Post-acquisition management interaction is also an interesting comparison. Berkshire Hathaway rarely interacts with its subsidiary companies' management. This gives confidence to managers in their ability to run the business without major supervision. It has been, ironically, a significant factor contributing to Berkshire's success. Cost cutting again is never really an option for Berkshire instead it has had a history of funding major capital expenditure in the past. In 2012, total capital expenditure increased by 19%, which is relatively higher considering the economic uncertainty surrounding the US economy. An example of that have been BNSF (transportation) and MidAmerican's electric utility (Energy). Major capital expenditure has been focused on the above two companies since Berkshire believes that society would forever need massive investment in both the sectors. An excerpt from the 2012 annual shareholder letter sums up the point: "Charlie and I love investing large sums in worthwhile projects … We will keep our foot to the floor and will almost certainly set still another record for capital expenditures in 2013. Opportunities abound in America." This is a statement in the midst of massive uncertainty, reasserts the long-term perspective that Berkshire has with regards to its investments. An added advantage is the breadth of Berkshire's investments providing benefit in terms of the options for capital intensive expenditure.

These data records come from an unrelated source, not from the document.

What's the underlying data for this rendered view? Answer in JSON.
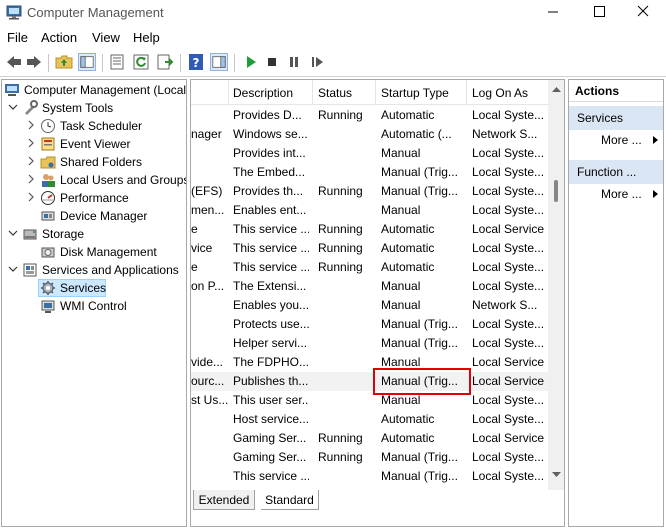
{
  "window": {
    "title": "Computer Management"
  },
  "menu": [
    "File",
    "Action",
    "View",
    "Help"
  ],
  "tree": [
    {
      "label": "Computer Management (Local",
      "level": 0,
      "expander": "",
      "icon": "computer-management-icon"
    },
    {
      "label": "System Tools",
      "level": 1,
      "expander": "open",
      "icon": "system-tools-icon"
    },
    {
      "label": "Task Scheduler",
      "level": 2,
      "expander": "closed",
      "icon": "clock-icon"
    },
    {
      "label": "Event Viewer",
      "level": 2,
      "expander": "closed",
      "icon": "event-viewer-icon"
    },
    {
      "label": "Shared Folders",
      "level": 2,
      "expander": "closed",
      "icon": "shared-folder-icon"
    },
    {
      "label": "Local Users and Groups",
      "level": 2,
      "expander": "closed",
      "icon": "users-icon"
    },
    {
      "label": "Performance",
      "level": 2,
      "expander": "closed",
      "icon": "performance-icon"
    },
    {
      "label": "Device Manager",
      "level": 2,
      "expander": "",
      "icon": "device-manager-icon"
    },
    {
      "label": "Storage",
      "level": 1,
      "expander": "open",
      "icon": "storage-icon"
    },
    {
      "label": "Disk Management",
      "level": 2,
      "expander": "",
      "icon": "disk-icon"
    },
    {
      "label": "Services and Applications",
      "level": 1,
      "expander": "open",
      "icon": "services-apps-icon"
    },
    {
      "label": "Services",
      "level": 2,
      "expander": "",
      "icon": "gear-icon",
      "selected": true
    },
    {
      "label": "WMI Control",
      "level": 2,
      "expander": "",
      "icon": "wmi-icon"
    }
  ],
  "columns": [
    "",
    "Description",
    "Status",
    "Startup Type",
    "Log On As"
  ],
  "rows": [
    [
      "",
      "Provides D...",
      "Running",
      "Automatic",
      "Local Syste..."
    ],
    [
      "nager",
      "Windows se...",
      "",
      "Automatic (...",
      "Network S..."
    ],
    [
      "",
      "Provides int...",
      "",
      "Manual",
      "Local Syste..."
    ],
    [
      "",
      "The Embed...",
      "",
      "Manual (Trig...",
      "Local Syste..."
    ],
    [
      "(EFS)",
      "Provides th...",
      "Running",
      "Manual (Trig...",
      "Local Syste..."
    ],
    [
      "men...",
      "Enables ent...",
      "",
      "Manual",
      "Local Syste..."
    ],
    [
      "e",
      "This service ...",
      "Running",
      "Automatic",
      "Local Service"
    ],
    [
      "vice",
      "This service ...",
      "Running",
      "Automatic",
      "Local Syste..."
    ],
    [
      "e",
      "This service ...",
      "Running",
      "Automatic",
      "Local Syste..."
    ],
    [
      "on P...",
      "The Extensi...",
      "",
      "Manual",
      "Local Syste..."
    ],
    [
      "",
      "Enables you...",
      "",
      "Manual",
      "Network S..."
    ],
    [
      "",
      "Protects use...",
      "",
      "Manual (Trig...",
      "Local Syste..."
    ],
    [
      "",
      "Helper servi...",
      "",
      "Manual (Trig...",
      "Local Syste..."
    ],
    [
      "vide...",
      "The FDPHO...",
      "",
      "Manual",
      "Local Service"
    ],
    [
      "ourc...",
      "Publishes th...",
      "",
      "Manual (Trig...",
      "Local Service"
    ],
    [
      "st Us...",
      "This user ser...",
      "",
      "Manual",
      "Local Syste..."
    ],
    [
      "",
      "Host service...",
      "",
      "Automatic",
      "Local Syste..."
    ],
    [
      "",
      "Gaming Ser...",
      "Running",
      "Automatic",
      "Local Service"
    ],
    [
      "",
      "Gaming Ser...",
      "Running",
      "Manual (Trig...",
      "Local Syste..."
    ],
    [
      "",
      "This service ...",
      "",
      "Manual (Trig...",
      "Local Syste..."
    ]
  ],
  "hover_row": 14,
  "tabs": [
    "Extended",
    "Standard"
  ],
  "actions": {
    "title": "Actions",
    "sections": [
      {
        "label": "Services",
        "more": "More ..."
      },
      {
        "label": "Function ...",
        "more": "More ..."
      }
    ]
  },
  "colors": {
    "selection": "#cce8ff",
    "highlight_box": "#e30000",
    "action_section": "#dbe6f4"
  }
}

The company's plan with regards to its cash spending also hints towards the sort of strategy that it follows. Mr. Buffett pointed out that giving out dividends is not really a great idea; instead, he would rather invest in capital intensive projects that would yield better rate of return for the shareholders cumulatively in the long run. The second preferred use of cash is acquisitions, but he pointed out that adding value to the holding company through acquisitions would be tougher now, given the size of Berkshire. Third is repurchasing of shares at a lower price. Dividends don't cut it in Berkshire's corporate strategy and rightly so, given its reinvestment philosophy based on long-term growth.
Going forward, Mr. Buffett will be gone soon but that does not imply that the company is in jeopardy. Although no explicit mention of the next man in charge has been made. The annual shareholder letter from 2012 pointed towards Todd Combs who is young and has proven his worth in Berkshire by betting successfully in the last few years. Mr. Buffett has increased assets under his management showing increased confidence.
The strategy for Berkshire is more of a philosophy embedded firmly in value investing. The speculation of Berkshire fading after the demise of Mr. Buffett is not warranted since the investment behavior underlies a philosophy that would remain intact for years if not decades to come.